NR: Surprisingly little. It really wasn’t a case of things getting shot down, it was more like each side understanding from where the other side was coming. One of the largest segments of our target market is, obviously, derby skaters – so if we put something in the game the teams or the league hates, we’d better damn well listen to them when they tell us they hate it, because they are very likely speaking for the majority of the skaters, whom we hope will buy our game. It works the same going the other way – if we told them “we have to have fireball power-ups in the game or it’s gonna wind up boring and no one will buy it,” they listened to us. For example, at one point in time, we had a vodka bottle power-up in the game. You got it, and then you could hurl the bottle at an opponent, and it would knock them down and explode into a bunch of glass shards. They were like “geez, we don’t want people throwing booze bottles at each other in the game, that’s getting pretty far afield from the image which we’re trying to project,” so we changed it to a water balloon. Nobody complains about the water balloon, everybody loves it – it is a much, MUCH better fit for the game – so it was more like working towards a common goal, even though the priorities of the two sides (US: making a great game; THEM: promoting their sport) are slightly different.
NL: The trailer had a pretty rocking soundtrack.

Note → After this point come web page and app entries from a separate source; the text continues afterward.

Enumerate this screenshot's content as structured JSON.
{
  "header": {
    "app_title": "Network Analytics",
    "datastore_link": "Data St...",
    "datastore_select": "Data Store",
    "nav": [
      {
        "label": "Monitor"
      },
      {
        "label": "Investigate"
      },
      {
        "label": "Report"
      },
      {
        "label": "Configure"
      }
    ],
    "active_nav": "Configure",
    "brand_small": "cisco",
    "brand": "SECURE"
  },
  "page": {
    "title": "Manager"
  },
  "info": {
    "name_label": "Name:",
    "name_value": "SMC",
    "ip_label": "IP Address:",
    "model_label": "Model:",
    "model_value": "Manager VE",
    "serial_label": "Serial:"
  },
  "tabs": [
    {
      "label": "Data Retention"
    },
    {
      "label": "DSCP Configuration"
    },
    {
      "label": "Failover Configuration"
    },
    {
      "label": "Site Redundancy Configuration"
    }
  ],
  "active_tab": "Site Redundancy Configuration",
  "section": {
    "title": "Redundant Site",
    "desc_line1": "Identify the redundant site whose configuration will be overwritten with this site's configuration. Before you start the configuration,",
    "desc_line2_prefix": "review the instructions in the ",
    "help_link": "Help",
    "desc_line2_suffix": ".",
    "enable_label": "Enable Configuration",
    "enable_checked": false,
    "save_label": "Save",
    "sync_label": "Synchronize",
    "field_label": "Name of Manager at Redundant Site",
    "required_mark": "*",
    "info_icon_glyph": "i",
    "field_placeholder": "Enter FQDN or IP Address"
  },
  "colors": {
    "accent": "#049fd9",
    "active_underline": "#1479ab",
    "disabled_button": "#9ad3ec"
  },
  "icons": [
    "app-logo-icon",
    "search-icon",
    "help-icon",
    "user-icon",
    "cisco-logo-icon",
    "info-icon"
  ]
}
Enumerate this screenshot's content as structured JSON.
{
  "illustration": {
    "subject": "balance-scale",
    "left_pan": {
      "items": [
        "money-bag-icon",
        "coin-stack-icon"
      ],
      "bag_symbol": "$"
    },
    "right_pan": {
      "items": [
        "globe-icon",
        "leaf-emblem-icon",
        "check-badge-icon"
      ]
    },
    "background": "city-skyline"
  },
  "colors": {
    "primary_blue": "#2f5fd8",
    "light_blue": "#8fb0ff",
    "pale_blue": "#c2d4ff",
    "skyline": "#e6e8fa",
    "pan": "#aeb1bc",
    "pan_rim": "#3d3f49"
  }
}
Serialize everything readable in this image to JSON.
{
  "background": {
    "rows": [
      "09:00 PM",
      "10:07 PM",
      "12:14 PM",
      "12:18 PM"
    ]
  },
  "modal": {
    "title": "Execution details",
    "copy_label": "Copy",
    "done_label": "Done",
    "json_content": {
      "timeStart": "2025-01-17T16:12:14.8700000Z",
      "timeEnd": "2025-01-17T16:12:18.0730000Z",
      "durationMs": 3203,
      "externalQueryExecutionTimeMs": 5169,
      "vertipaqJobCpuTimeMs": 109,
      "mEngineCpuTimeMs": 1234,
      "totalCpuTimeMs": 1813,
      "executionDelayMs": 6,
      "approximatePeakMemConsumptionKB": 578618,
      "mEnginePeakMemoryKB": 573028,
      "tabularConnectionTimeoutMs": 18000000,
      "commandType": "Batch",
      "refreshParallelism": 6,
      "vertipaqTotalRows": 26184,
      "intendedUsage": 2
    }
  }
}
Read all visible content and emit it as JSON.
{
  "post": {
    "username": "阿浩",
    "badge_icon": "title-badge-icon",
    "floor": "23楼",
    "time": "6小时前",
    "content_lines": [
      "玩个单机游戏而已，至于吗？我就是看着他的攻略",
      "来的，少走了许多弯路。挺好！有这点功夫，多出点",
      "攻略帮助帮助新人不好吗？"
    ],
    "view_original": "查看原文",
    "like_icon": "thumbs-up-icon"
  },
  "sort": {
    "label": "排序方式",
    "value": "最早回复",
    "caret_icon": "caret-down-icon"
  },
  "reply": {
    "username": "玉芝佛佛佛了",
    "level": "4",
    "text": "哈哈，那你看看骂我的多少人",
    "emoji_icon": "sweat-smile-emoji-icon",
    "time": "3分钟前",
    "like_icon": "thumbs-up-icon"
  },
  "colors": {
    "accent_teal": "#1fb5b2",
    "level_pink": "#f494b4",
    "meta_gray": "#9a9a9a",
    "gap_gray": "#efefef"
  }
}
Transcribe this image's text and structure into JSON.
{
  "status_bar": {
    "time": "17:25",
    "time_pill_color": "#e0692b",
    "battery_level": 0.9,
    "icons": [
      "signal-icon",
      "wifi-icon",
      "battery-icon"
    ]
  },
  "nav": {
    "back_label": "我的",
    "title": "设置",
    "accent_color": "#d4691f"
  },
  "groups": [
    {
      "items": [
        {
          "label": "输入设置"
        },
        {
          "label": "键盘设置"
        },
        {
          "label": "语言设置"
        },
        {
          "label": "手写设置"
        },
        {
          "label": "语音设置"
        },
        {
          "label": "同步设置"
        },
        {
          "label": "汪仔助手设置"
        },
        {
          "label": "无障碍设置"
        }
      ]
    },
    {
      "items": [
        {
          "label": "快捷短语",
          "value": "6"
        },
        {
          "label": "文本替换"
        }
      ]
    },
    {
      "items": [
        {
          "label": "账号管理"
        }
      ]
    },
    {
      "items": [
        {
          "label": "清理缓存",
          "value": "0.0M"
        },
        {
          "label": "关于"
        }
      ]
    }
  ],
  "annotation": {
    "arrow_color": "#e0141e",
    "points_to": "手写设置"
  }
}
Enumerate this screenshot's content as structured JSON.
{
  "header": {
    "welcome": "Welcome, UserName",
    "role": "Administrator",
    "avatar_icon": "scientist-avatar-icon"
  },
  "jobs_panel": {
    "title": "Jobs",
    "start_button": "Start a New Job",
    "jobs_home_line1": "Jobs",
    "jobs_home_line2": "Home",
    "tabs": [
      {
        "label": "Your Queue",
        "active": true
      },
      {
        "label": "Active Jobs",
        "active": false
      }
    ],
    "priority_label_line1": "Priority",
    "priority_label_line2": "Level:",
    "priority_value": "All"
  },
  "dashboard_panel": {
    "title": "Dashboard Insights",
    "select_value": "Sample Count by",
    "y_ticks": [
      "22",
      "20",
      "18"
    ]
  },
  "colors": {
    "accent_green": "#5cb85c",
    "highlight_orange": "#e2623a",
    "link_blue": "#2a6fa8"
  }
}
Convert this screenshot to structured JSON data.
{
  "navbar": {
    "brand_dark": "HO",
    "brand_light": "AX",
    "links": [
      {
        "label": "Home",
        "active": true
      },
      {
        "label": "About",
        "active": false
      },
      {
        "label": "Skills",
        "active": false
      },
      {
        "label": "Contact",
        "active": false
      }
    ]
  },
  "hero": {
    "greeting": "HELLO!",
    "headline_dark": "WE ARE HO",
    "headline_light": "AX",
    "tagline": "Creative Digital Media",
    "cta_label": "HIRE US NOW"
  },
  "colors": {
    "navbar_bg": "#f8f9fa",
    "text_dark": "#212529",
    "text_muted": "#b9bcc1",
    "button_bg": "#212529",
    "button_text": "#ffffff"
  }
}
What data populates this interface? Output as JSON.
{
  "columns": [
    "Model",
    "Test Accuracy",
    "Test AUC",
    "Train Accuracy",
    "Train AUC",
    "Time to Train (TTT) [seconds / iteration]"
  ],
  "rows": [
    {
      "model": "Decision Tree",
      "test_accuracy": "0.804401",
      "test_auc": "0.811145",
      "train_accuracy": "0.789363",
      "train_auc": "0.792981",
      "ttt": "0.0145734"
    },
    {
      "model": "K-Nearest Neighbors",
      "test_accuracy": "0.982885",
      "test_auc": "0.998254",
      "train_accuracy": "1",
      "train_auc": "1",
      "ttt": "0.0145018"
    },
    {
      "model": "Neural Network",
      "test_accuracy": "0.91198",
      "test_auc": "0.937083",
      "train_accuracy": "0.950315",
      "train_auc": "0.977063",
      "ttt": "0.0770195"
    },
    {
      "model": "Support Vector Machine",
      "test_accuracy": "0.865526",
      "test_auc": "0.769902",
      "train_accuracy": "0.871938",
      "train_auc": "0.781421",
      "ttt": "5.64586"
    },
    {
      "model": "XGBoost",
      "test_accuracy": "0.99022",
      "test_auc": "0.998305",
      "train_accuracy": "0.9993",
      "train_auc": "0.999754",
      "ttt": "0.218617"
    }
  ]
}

What sorts of tunes can we expect in the finished game?
NR: I sincerely hope you like the song “Go!” by Tricksy, because there isn’t much room for music in a WiiWare game…
NL: We’ve seen from the response to our posts that roller derby has a bigger following than many people realise. What’s the reaction been like from the fans?
NR: People honestly love it. We really thought we would get more friction from people who hated the idea of power-ups and non-oval tracks, but that never materialised. I think people like it because it’s still recognisable as roller derby, but it is also very pick-up-and-play. They “get” it. I demoed the game at RollerCon in Las Vegas this summer, and the only gripe I heard was from some guy (whom, I might add, didn’t even bother to play the game) who didn’t like how one of the levels had a railing in it, because it looked reminiscent of banked-track roller derby, not flat-track roller derby. If the only complaint you hear about your game is that one yahoo doesn’t like a railing, your game is very likely on the right course.
NL: How about the teams – what do they make of it?
NR: I don’t want to speak for the teams, but no one’s given me the impression they dislike it.
NL: There were a few things our readers want to know: one, will players cast shadows in the finished game, and number two, will it be in widescreen 16:9?
NR: 1. No, shadows would kill our frame rate. 2. Hells yes.
NL: What sort of release date are you shooting for?
NR: We’d like to see it out in November, but that’s all in Nintendo’s hands right now.
Our thanks go to Ben Geisler and Norb Rozek for their time and answers.